Maturity, the thinking goes, comes with age. However, this journey from childhood to adulthood is uneven, with some mental attributes surfacing faster than others, some more pronounced in girls than boys and poverty and trauma, having an outsized influence on cognitive development, says one of the largest studies of its kind, spanning nearly 9,000 children and young adults from India.
The study is part of a long-term project called the ‘Consortium on Vulnerability to Externalizing Disorders and Addictions’ (C-Veda). It aims to follow up those tested over decades, evaluate the effect of biological and environmental risk on cognitive development, and also compare these effects across people in industrialising (India) and industrialised (U.K.) societies.
Brain development progresses from childhood to early adulthood with increasing and wide-ranging connections among neurons located in multiple parts of the brain. This connectivity significantly influences abilities such as holding chunks of information temporarily, called ‘working memory’ (memorising a phone number before writing it down, for instance) and ‘set shifting’ (iterating multiple ways to solve a puzzle). These skills are classified as executive functions. Another category of functions, called social cognition (learning social rules, empathising), help mediate relationships.
A consortium of psychiatrists, neurologists, psychologists from India and the U.K., investigating the role of environment and genetics on brain development, analysed four kinds of executive functions: verbal working memory, visuo-spatial working memory, response inhibition (the ability to stop one task and begin another), set-shifting and two kinds of social cognition: faux pas recognition (inferring social cues) and emotion recognition (inferring another’s state of mind).
Psychologists and those who study brain development rely on specialised, standardised tests – they could be questionnaires, but are mostly computer-aided ‘tasks’ or games – to assess each of these skills to investigate brain development, learning difficulties, mental disorders.
They report, in the April 2023 edition of the peer-reviewed Asian Journal of Psychiatry, that ‘working memory’ develops first, followed by inhibitory control and finally cognitive flexibility.

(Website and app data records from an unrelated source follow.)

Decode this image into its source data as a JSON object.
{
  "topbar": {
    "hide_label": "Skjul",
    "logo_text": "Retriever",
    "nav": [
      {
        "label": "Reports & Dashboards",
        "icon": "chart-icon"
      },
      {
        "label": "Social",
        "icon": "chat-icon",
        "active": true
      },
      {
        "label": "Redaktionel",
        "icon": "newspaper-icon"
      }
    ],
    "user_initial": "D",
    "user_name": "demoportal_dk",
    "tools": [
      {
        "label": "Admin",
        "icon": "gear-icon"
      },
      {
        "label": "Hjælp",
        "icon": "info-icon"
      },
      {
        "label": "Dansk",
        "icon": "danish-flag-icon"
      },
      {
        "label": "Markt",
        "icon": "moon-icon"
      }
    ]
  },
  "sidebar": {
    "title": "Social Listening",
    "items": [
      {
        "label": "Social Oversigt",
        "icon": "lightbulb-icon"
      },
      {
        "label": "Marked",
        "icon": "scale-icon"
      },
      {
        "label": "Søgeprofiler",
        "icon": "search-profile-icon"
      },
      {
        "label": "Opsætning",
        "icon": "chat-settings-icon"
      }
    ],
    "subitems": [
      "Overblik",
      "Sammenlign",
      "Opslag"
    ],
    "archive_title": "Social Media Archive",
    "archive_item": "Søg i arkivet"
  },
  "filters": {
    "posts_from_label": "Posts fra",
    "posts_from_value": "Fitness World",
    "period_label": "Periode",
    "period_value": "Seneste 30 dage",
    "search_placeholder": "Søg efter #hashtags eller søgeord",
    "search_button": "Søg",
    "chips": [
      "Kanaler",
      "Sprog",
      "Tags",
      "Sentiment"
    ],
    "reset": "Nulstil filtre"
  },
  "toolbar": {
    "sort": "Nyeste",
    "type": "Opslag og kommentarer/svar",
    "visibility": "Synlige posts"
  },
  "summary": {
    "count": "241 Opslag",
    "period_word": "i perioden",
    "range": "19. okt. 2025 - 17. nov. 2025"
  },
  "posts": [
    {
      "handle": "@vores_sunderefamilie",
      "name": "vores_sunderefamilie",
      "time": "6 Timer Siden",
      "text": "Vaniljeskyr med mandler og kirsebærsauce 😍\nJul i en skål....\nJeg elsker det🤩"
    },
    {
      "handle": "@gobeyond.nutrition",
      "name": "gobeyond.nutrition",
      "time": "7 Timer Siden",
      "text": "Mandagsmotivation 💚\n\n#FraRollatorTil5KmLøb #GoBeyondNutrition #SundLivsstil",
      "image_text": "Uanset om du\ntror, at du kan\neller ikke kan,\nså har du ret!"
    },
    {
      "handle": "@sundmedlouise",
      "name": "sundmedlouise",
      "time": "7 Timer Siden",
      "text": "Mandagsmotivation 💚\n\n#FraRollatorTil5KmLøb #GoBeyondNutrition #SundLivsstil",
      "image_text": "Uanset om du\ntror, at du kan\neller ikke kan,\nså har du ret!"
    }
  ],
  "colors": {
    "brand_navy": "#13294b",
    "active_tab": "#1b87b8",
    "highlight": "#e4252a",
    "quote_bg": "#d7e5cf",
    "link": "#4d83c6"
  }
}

However certain abilities like visual and verbal reasoning stabilised by late adolescence and didn’t rise as people aged, whereas cognitive ability and emotional cognition continued to develop even after adolescence.
“We didn’t find a stabilisation age for this even after 23 years. This is in line with literature that says the brain continues to develop even after the 20s,” Eesha Sharma, the lead author of the study, told The Hindu.
The studies, spanning a range of socio-economic groups, ages, urbanisation and gender, also found that children who manifested certain traits to a high degree outperformed their peers in that skill even as they aged, while other traits didn’t constitute a permanent advantage.
“Response inhibition has a ceiling. If you are low performing early on, you will catch up as you grow older. It was the other way, however, in verbal working memory. Those who did well in early childhood continued to significantly outperform their peers,” added Dr. Sharma, an assistant professor at the National Institute of Mental Health and Neurosciences, Bengaluru. “However, what all this means in the real world is a question that we are still analysing.”
The more ‘complex abilities’ – response inhibition, cognitive flexibility, and emotion recognition – are “maximally impacted” by environments such as poverty or childhood adversity. “No matter which ability you are looking at, children in wealthier households do better,” she said. ‘Wealth’ here was defined as being high on the ‘wealth index,’ a scale constructed by evaluating children’s access to assets that increase comfort and facilitate exposure to knowledge (a house, mobile phone, internet, etc.).
There were also variations by sex, the study noted. “Sex had a significant effect on cognitive ability for response inhibition and emotion recognition (greater in females), and set-shifting (greater in males). This effect was seen after controlling for age, childhood adversity and wealth index,” the authors noted in their paper.
The C-Veda project expects to map the brains of those participating in the study and thereby evaluate and compare neurological development. “If we can generate brain-development charts across ages, just like how there are charts for physical growth, it could be a valuable tool in schools and mental health assessments,” Dr. Sharma said.